If you don’t want to have multiple landing pages, you can simply segment your site into sections that serve your different buyer personas. This works particularly well with service-based industries. You might even make the transition as simple as offering a section for consumers and one for business owners or adding details to listings about how to buy in bulk as online retailers such as Office Depot do.
Shipley Energy creates a sales funnel for both segments of its buying audience. They offer a section titled “For Your Home” with an invitation to enter your zip code and click on the type of information you’d like to purchase (heating oil, propane, natural gas, etc.) On the other side of their home page, the column reads “For your business” and offers different information geared toward business owners, such as fleet fueling and wholesale fuels, and offers a free quote. Although the two segments look similar, the information contained is quite different.
4. Cross-Train Employees
Make sure your customer service staff is cross-trained to handle questions and problems from both the B2B and B2C segment. Calls get routed to the wrong department, or some customers will have a personal need of your product as well as business needs. Your employees should all feel comfortable answering any questions that might come their way. The only way to ensure your employees are fully versed in B2M needs is through extensive training and asking them to work in different departments from time to time.
5. Meet Everyone’s Needs

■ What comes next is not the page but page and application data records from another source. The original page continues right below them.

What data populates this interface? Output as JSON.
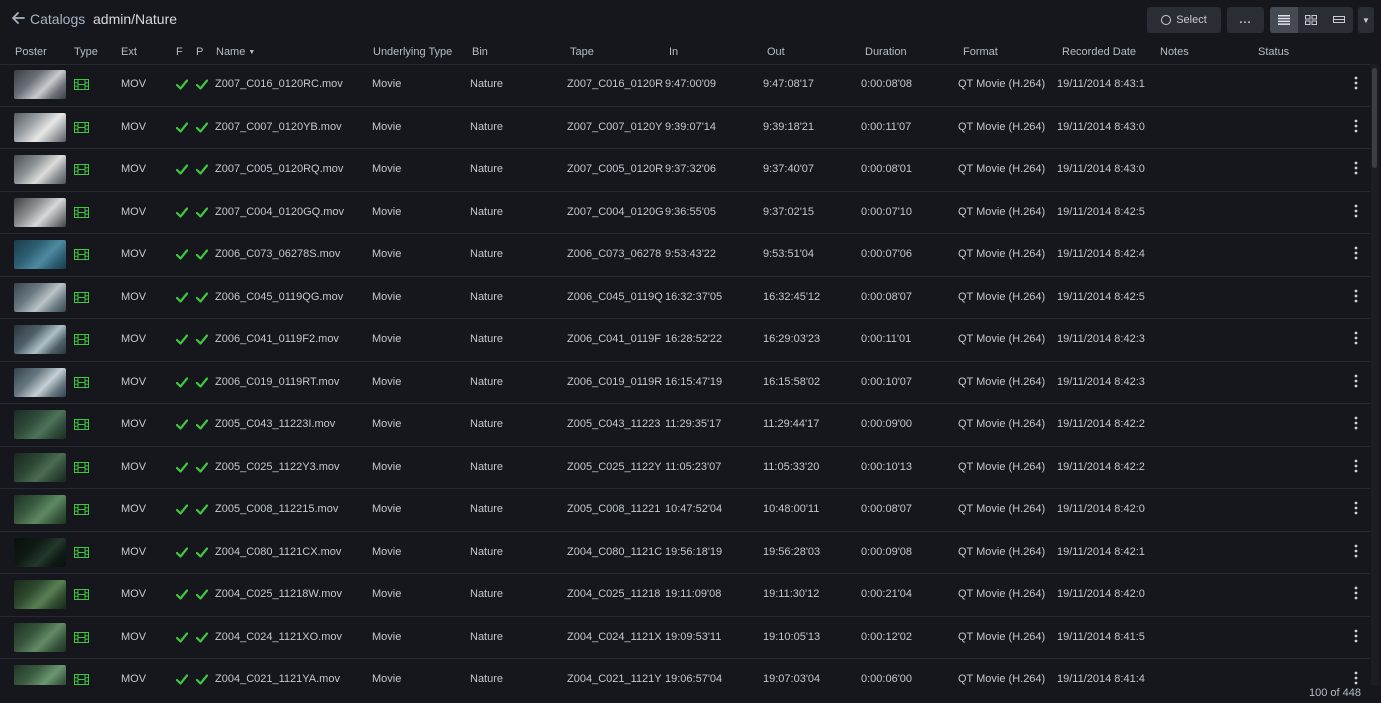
{
  "app": {
    "breadcrumb_root": "Catalogs",
    "breadcrumb_path": "admin/Nature"
  },
  "toolbar": {
    "select_label": "Select",
    "more_label": "...",
    "views": [
      "list-view-icon",
      "grid-view-icon",
      "filmstrip-view-icon"
    ],
    "active_view": "list"
  },
  "columns": [
    "Poster",
    "Type",
    "Ext",
    "F",
    "P",
    "Name",
    "Underlying Type",
    "Bin",
    "Tape",
    "In",
    "Out",
    "Duration",
    "Format",
    "Recorded Date",
    "Notes",
    "Status"
  ],
  "sort": {
    "column": "Name",
    "direction": "desc"
  },
  "colors": {
    "check": "#3fc73f",
    "type_icon": "#3fc73f",
    "background": "#15171d"
  },
  "rows": [
    {
      "ext": "MOV",
      "name": "Z007_C016_0120RC.mov",
      "underlying": "Movie",
      "bin": "Nature",
      "tape": "Z007_C016_0120R",
      "in": "9:47:00'09",
      "out": "9:47:08'17",
      "duration": "0:00:08'08",
      "format": "QT Movie (H.264)",
      "recorded": "19/11/2014 8:43:1"
    },
    {
      "ext": "MOV",
      "name": "Z007_C007_0120YB.mov",
      "underlying": "Movie",
      "bin": "Nature",
      "tape": "Z007_C007_0120Y",
      "in": "9:39:07'14",
      "out": "9:39:18'21",
      "duration": "0:00:11'07",
      "format": "QT Movie (H.264)",
      "recorded": "19/11/2014 8:43:0"
    },
    {
      "ext": "MOV",
      "name": "Z007_C005_0120RQ.mov",
      "underlying": "Movie",
      "bin": "Nature",
      "tape": "Z007_C005_0120R",
      "in": "9:37:32'06",
      "out": "9:37:40'07",
      "duration": "0:00:08'01",
      "format": "QT Movie (H.264)",
      "recorded": "19/11/2014 8:43:0"
    },
    {
      "ext": "MOV",
      "name": "Z007_C004_0120GQ.mov",
      "underlying": "Movie",
      "bin": "Nature",
      "tape": "Z007_C004_0120G",
      "in": "9:36:55'05",
      "out": "9:37:02'15",
      "duration": "0:00:07'10",
      "format": "QT Movie (H.264)",
      "recorded": "19/11/2014 8:42:5"
    },
    {
      "ext": "MOV",
      "name": "Z006_C073_06278S.mov",
      "underlying": "Movie",
      "bin": "Nature",
      "tape": "Z006_C073_06278",
      "in": "9:53:43'22",
      "out": "9:53:51'04",
      "duration": "0:00:07'06",
      "format": "QT Movie (H.264)",
      "recorded": "19/11/2014 8:42:4"
    },
    {
      "ext": "MOV",
      "name": "Z006_C045_0119QG.mov",
      "underlying": "Movie",
      "bin": "Nature",
      "tape": "Z006_C045_0119Q",
      "in": "16:32:37'05",
      "out": "16:32:45'12",
      "duration": "0:00:08'07",
      "format": "QT Movie (H.264)",
      "recorded": "19/11/2014 8:42:5"
    },
    {
      "ext": "MOV",
      "name": "Z006_C041_0119F2.mov",
      "underlying": "Movie",
      "bin": "Nature",
      "tape": "Z006_C041_0119F",
      "in": "16:28:52'22",
      "out": "16:29:03'23",
      "duration": "0:00:11'01",
      "format": "QT Movie (H.264)",
      "recorded": "19/11/2014 8:42:3"
    },
    {
      "ext": "MOV",
      "name": "Z006_C019_0119RT.mov",
      "underlying": "Movie",
      "bin": "Nature",
      "tape": "Z006_C019_0119R",
      "in": "16:15:47'19",
      "out": "16:15:58'02",
      "duration": "0:00:10'07",
      "format": "QT Movie (H.264)",
      "recorded": "19/11/2014 8:42:3"
    },
    {
      "ext": "MOV",
      "name": "Z005_C043_11223I.mov",
      "underlying": "Movie",
      "bin": "Nature",
      "tape": "Z005_C043_11223",
      "in": "11:29:35'17",
      "out": "11:29:44'17",
      "duration": "0:00:09'00",
      "format": "QT Movie (H.264)",
      "recorded": "19/11/2014 8:42:2"
    },
    {
      "ext": "MOV",
      "name": "Z005_C025_1122Y3.mov",
      "underlying": "Movie",
      "bin": "Nature",
      "tape": "Z005_C025_1122Y",
      "in": "11:05:23'07",
      "out": "11:05:33'20",
      "duration": "0:00:10'13",
      "format": "QT Movie (H.264)",
      "recorded": "19/11/2014 8:42:2"
    },
    {
      "ext": "MOV",
      "name": "Z005_C008_112215.mov",
      "underlying": "Movie",
      "bin": "Nature",
      "tape": "Z005_C008_11221",
      "in": "10:47:52'04",
      "out": "10:48:00'11",
      "duration": "0:00:08'07",
      "format": "QT Movie (H.264)",
      "recorded": "19/11/2014 8:42:0"
    },
    {
      "ext": "MOV",
      "name": "Z004_C080_1121CX.mov",
      "underlying": "Movie",
      "bin": "Nature",
      "tape": "Z004_C080_1121C",
      "in": "19:56:18'19",
      "out": "19:56:28'03",
      "duration": "0:00:09'08",
      "format": "QT Movie (H.264)",
      "recorded": "19/11/2014 8:42:1"
    },
    {
      "ext": "MOV",
      "name": "Z004_C025_11218W.mov",
      "underlying": "Movie",
      "bin": "Nature",
      "tape": "Z004_C025_11218",
      "in": "19:11:09'08",
      "out": "19:11:30'12",
      "duration": "0:00:21'04",
      "format": "QT Movie (H.264)",
      "recorded": "19/11/2014 8:42:0"
    },
    {
      "ext": "MOV",
      "name": "Z004_C024_1121XO.mov",
      "underlying": "Movie",
      "bin": "Nature",
      "tape": "Z004_C024_1121X",
      "in": "19:09:53'11",
      "out": "19:10:05'13",
      "duration": "0:00:12'02",
      "format": "QT Movie (H.264)",
      "recorded": "19/11/2014 8:41:5"
    },
    {
      "ext": "MOV",
      "name": "Z004_C021_1121YA.mov",
      "underlying": "Movie",
      "bin": "Nature",
      "tape": "Z004_C021_1121Y",
      "in": "19:06:57'04",
      "out": "19:07:03'04",
      "duration": "0:00:06'00",
      "format": "QT Movie (H.264)",
      "recorded": "19/11/2014 8:41:4"
    }
  ],
  "footer": {
    "count_label": "100 of 448"
  }
}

Figuring out how to meet the needs of one audience without disrupting another is a balancing act. Think about some of the direct sales companies out there. If they sell their products online, their sales consultants may suffer. However, the ability to sell to the general public is a tempting proposition that’s difficult for many multi-level marketing (MLM) companies to resist. One way some companies get around this is by matching buyers with consultants. However, MLM isn’t the only industry which must balance the needs of many.
Think through each aspect of your services to B2Bs and make sure they don’t violate the needs of B2Cs and vice versa.
Sony Pictures discusses their product placement policies and are pretty well known for placing products in their films. At the same time, they must create entertaining films which aren’t too advertisement based. They’ve set some standards for the types of products they’ll place in order to protect their audience (consumers). For example, they won’t advertise tobacco products.
6. Adjust Your Marketing
While there are ways of reaching both audiences at the same time, marketing to B2B and B2C is quite different. Marketing to businesses requires educating your audience and showing them you’re an expert. On the other hand, consumers want to know you can meet their needs or solve a problem. The ROI is also skewed. With consumers, they typically buy one of an item, while business owners may buy in bulk and spend much more money. A more expensive advertising campaign aimed at B2B may have a higher ROI because of the average sale.
The only way to come out ahead with your marketing efforts as a B2M is with careful tracking of costs and results. When the ROI is significant, repeat those efforts. When the results fall flat, find something different.
When it comes to running a B2M business effectively, the way you view your audience segments makes a huge difference. Know your customers and all the little details about them so you can meet their needs and give them a positive experience with your brand. Serving multiple segments isn’t just possible but might be profitable. However, you must be highly organized and ready to adapt to any market changes.